Setup Your Development Environment Based on Docker

Docker containers reduce the complexity of creating development environments. By using them, as a developer, you won’t have to care too much about server administration, e.g., MySQL, Redis or Apache, as it is largely handled by container orchestration.

In this guide, you will learn how to setup an ownCloud development environment, using Docker. To be able to do so, you need to follow these steps:


This guide assumes that you already have docker and docker-compose installed on your computer. If you do not, download the version for your operating system and install it.

Get the Source

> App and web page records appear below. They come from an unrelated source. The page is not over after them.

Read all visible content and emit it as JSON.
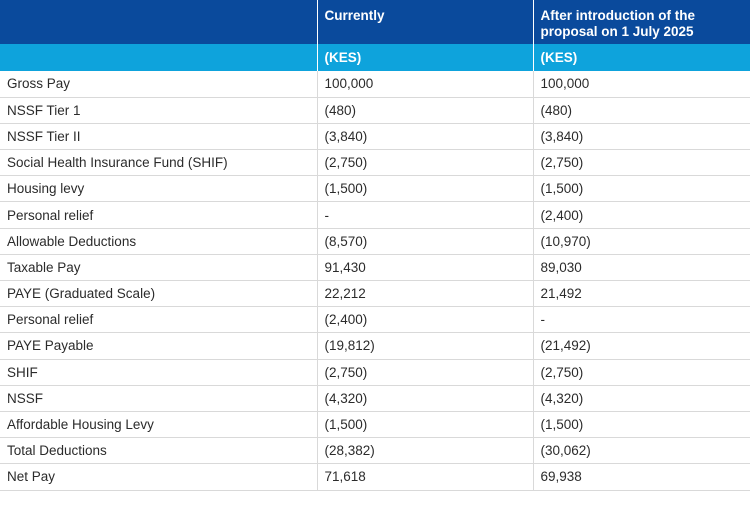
{
  "header": {
    "col1": "",
    "col2": "Currently",
    "col3": "After introduction of the proposal on 1 July 2025"
  },
  "subheader": {
    "col1": "",
    "col2": "(KES)",
    "col3": "(KES)"
  },
  "rows": [
    {
      "label": "Gross Pay",
      "current": "100,000",
      "after": "100,000"
    },
    {
      "label": "NSSF Tier 1",
      "current": "(480)",
      "after": "(480)"
    },
    {
      "label": "NSSF Tier II",
      "current": "(3,840)",
      "after": "(3,840)"
    },
    {
      "label": "Social Health Insurance Fund (SHIF)",
      "current": "(2,750)",
      "after": "(2,750)"
    },
    {
      "label": "Housing levy",
      "current": "(1,500)",
      "after": "(1,500)"
    },
    {
      "label": "Personal relief",
      "current": "-",
      "after": "(2,400)"
    },
    {
      "label": "Allowable Deductions",
      "current": "(8,570)",
      "after": "(10,970)"
    },
    {
      "label": "Taxable Pay",
      "current": "91,430",
      "after": "89,030"
    },
    {
      "label": "PAYE (Graduated Scale)",
      "current": "22,212",
      "after": "21,492"
    },
    {
      "label": "Personal relief",
      "current": "(2,400)",
      "after": "-"
    },
    {
      "label": "PAYE Payable",
      "current": "(19,812)",
      "after": "(21,492)"
    },
    {
      "label": "SHIF",
      "current": "(2,750)",
      "after": "(2,750)"
    },
    {
      "label": "NSSF",
      "current": "(4,320)",
      "after": "(4,320)"
    },
    {
      "label": "Affordable Housing Levy",
      "current": "(1,500)",
      "after": "(1,500)"
    },
    {
      "label": "Total Deductions",
      "current": "(28,382)",
      "after": "(30,062)"
    },
    {
      "label": "Net Pay",
      "current": "71,618",
      "after": "69,938"
    }
  ]
}
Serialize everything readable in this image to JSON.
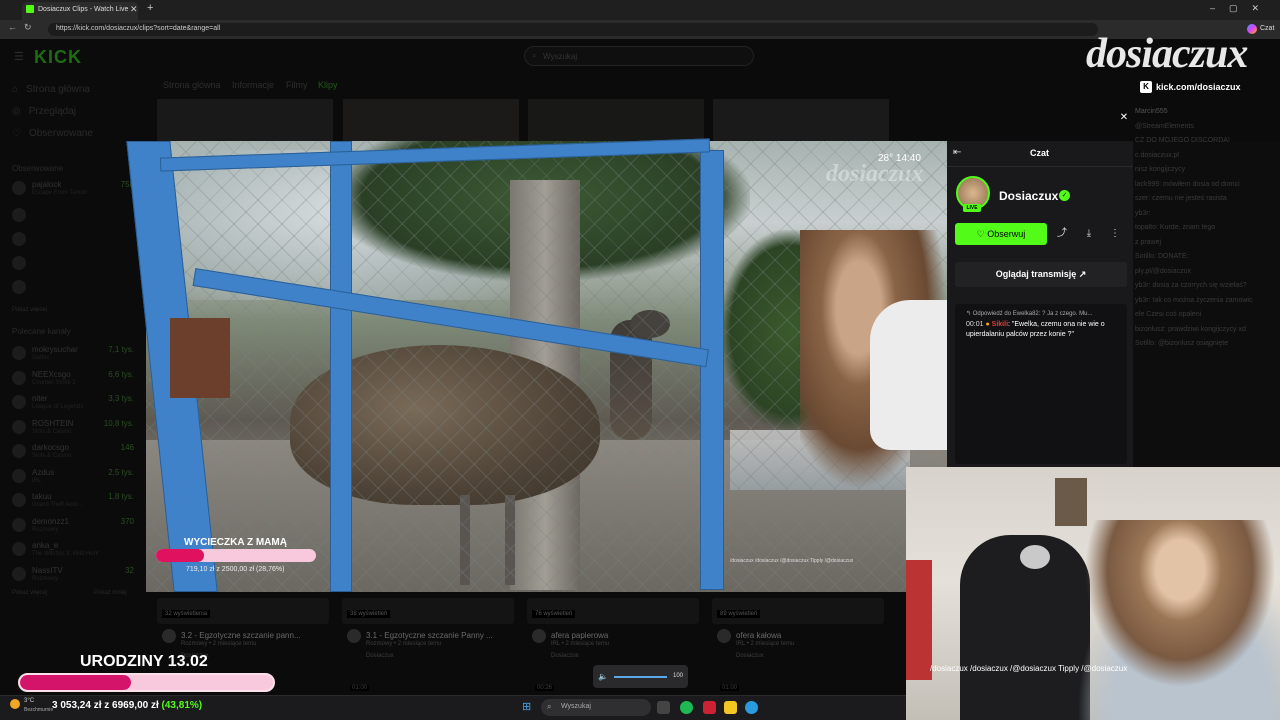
{
  "browser": {
    "tab_title": "Dosiaczux Clips - Watch Live",
    "url": "https://kick.com/dosiaczux/clips?sort=date&range=all",
    "copilot_label": "Czat"
  },
  "kick": {
    "logo": "KICK",
    "search_placeholder": "Wyszukaj",
    "nav": [
      {
        "label": "Strona główna",
        "icon": "home-icon"
      },
      {
        "label": "Przeglądaj",
        "icon": "compass-icon"
      },
      {
        "label": "Obserwowane",
        "icon": "heart-icon"
      }
    ],
    "followed_heading": "Obserwowane",
    "followed": [
      {
        "name": "pajalock",
        "game": "Escape From Tarkov",
        "count": "758"
      }
    ],
    "show_more": "Pokaż więcej",
    "recommended_heading": "Polecane kanały",
    "recommended": [
      {
        "name": "mokrysuchar",
        "game": "Gothic",
        "count": "7,1 tys."
      },
      {
        "name": "NEEXcsgo",
        "game": "Counter-Strike 2",
        "count": "6,6 tys."
      },
      {
        "name": "niter",
        "game": "League of Legends",
        "count": "3,3 tys."
      },
      {
        "name": "ROSHTEIN",
        "game": "Slots & Casino",
        "count": "10,8 tys."
      },
      {
        "name": "darkocsgo",
        "game": "Slots & Casino",
        "count": "146"
      },
      {
        "name": "Azdus",
        "game": "IRL",
        "count": "2,5 tys."
      },
      {
        "name": "takuu",
        "game": "Grand Theft Auto ...",
        "count": "1,8 tys."
      },
      {
        "name": "demonzz1",
        "game": "Rozmowy",
        "count": "370"
      },
      {
        "name": "anka_e",
        "game": "The Witcher 3: Wild Hunt",
        "count": ""
      },
      {
        "name": "NassITV",
        "game": "Rozmowy",
        "count": "32"
      }
    ],
    "show_less": "Pokaż mniej",
    "channel_tabs": [
      "Strona główna",
      "Informacje",
      "Filmy",
      "Klipy"
    ],
    "clips": [
      {
        "views": "32 wyświetlenia",
        "title": "3.2 - Egzotyczne szczanie pann...",
        "sub": "Rozmowy • 2 miesiące temu",
        "channel": "Dosiaczux"
      },
      {
        "views": "38 wyświetleń",
        "title": "3.1 - Egzotyczne szczanie Panny ...",
        "sub": "Rozmowy • 2 miesiące temu",
        "channel": "Dosiaczux"
      },
      {
        "views": "76 wyświetleń",
        "title": "afera papierowa",
        "sub": "IRL • 2 miesiące temu",
        "channel": "Dosiaczux"
      },
      {
        "views": "89 wyświetleń",
        "title": "ofera kałowa",
        "sub": "IRL • 2 miesiące temu",
        "channel": "Dosiaczux"
      }
    ],
    "clip_durations": [
      "01:00",
      "00:26",
      "01:00"
    ]
  },
  "modal": {
    "video": {
      "temperature_time": "28° 14:40",
      "watermark": "dosiaczux",
      "goal_label": "WYCIECZKA Z MAMĄ",
      "goal_progress": 0.3,
      "goal_text": "719,10 zł z 2500,00 zł (28,76%)",
      "socials": "/dosiaczux  /dosiaczux  /@dosiaczux  Tipply /@dosiaczux"
    },
    "chat": {
      "title": "Czat",
      "channel": "Dosiaczux",
      "live_badge": "LIVE",
      "follow_label": "Obserwuj",
      "watch_label": "Oglądaj transmisję",
      "reply_to": "Odpowiedź do Ewelka82: ? Ja z czego. Mu...",
      "message_time": "00:01",
      "message_user": "Sikili",
      "message_text": "\"Ewelka, czemu ona nie wie o upierdalaniu palców przez konie ?\""
    }
  },
  "overlay": {
    "watermark": "dosiaczux",
    "kick_url": "kick.com/dosiaczux",
    "right_chat": [
      "Marcin555",
      "@StreamElements",
      "CZ DO MOJEGO DISCORDA!",
      "c.dosiaczux.pl",
      "nisz kongijczycy",
      "lack999: mówiłem dosia od domci",
      "szer: czemu nie jesteś rasista",
      "yb3r:",
      "topalto: Kurde, znam tego",
      "z prawej",
      "Sotillo: DONATE:",
      "ply.pl/@dosiaczux",
      "yb3r: dosia za czorrych się wziełaś?",
      "yb3r: tak co można życzenia zamowic",
      "ele Czesi coś opaleni",
      "bizonlusz: prawdziwi kongijczycy xd",
      "Sotillo: @bizonlusz osiągnięte"
    ],
    "birthday_label": "URODZINY 13.02",
    "birthday_progress": 0.4381,
    "webcam_socials": "/dosiaczux  /dosiaczux  /@dosiaczux  Tipply /@dosiaczux"
  },
  "taskbar": {
    "weather_temp": "3°C",
    "weather_desc": "Bezchmurnie",
    "goal_text": "3 053,24 zł z 6969,00 zł",
    "goal_pct": "(43,81%)",
    "search_placeholder": "Wyszukaj",
    "volume_value": "100"
  }
}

First, get the ownCloud source code, either by downloading a tarball or by cloning the source, and place it in a folder inside your home directory; for example: /home/<your-username>/src/owncloud.

Be aware that the ownCloud git repository contains a very raw version of ownCloud. It must be enriched with some other apps inside the owncloud/apps folder. It is possible to clone some different apps to that location. The user_management app for example.

Create the Development Environment with docker-compose

With the ownCloud source available, you can create a Docker-based development environment. To save time, we’ll use ownCloud’s docker-compose.yml file. It is designed to create a very simple production environment, so it requires some modifications.

See the Docker Compose file reference to learn all about the [docker-compose.yml] file format.

Download it to the root of the directory where you put the ownCloud source. After you download it, change the container image that is used within the ownCloud service to owncloudci/base:latest, as in the example below.

    image: owncloudci/base:latest

Next, the downloaded/cloned ownCloud source folder must be mounted into the container. To do so, add an entry to the volumes section, inside the ownCloud service configuration, as in the example below.

    image: owncloud/oc_dev:latest
      - <owncloud_source_directory>:/var/www/owncloud
      ... other volumes configuration

With those two changes made, start the Docker environment by running docker-compose up -d --build.

This does not install ownCloud, only starts the Docker container.
If this is your first time either running docker-compose up or using the owncloud/oc_dev container, it may take a few minutes to complete, as the container needs to be downloaded.

Build the Container

With the container running, ownCloud needs to be installed, by running the make command from inside the container. To do this, we first need to attach (log in) to the container. To do that, we need the running container’s name. You find that by running docker-compose ps, which will render output similar to that below in the console:

              Name                 Command               State                  Ports
oc_dev_docker_oc_dev_1           apache                  Up               80/tcp

Take note of the value in the Name column, i.e., oc_dev_docker_oc_dev_1. This string is a combination of three things, separated by underscores:

  1. The directory in which you ran docker-compose up (oc_dev_docker)

  2. The name of the container (oc_dev)

  3. The container’s auto-generated number (1)

To log in to the running container, replace <container_name> in the command below with the name of the container in the output from docker-compose ps.

docker-compose exec <container_name> /bin/bash

After logging in, run make. When the command completes, test that you can access ownCloud in your browser by opening http://localhost.

You can also use the occ command within the container, just as if you were on a production server.

Enable Debug Mode

Now that ownCloud’s available, we strongly encourage you to disable JavaScript and CSS caching during development. This ensures that changes immediately visible, not later, when the respective caches expire. To disable JavaScript and CSS caching, enable debug mode by setting debug to true in config/config.php, as in the example below.


    'debug' => true,
    ... remaining configuration goes here ...

Do not enable this for production! This can create security problems and is only meant for debugging and development!

Setup ownCloud

With the steps completed, you’re now ready to use either the ownCloud installation wizard or the command line installer to finish setting up ownCloud.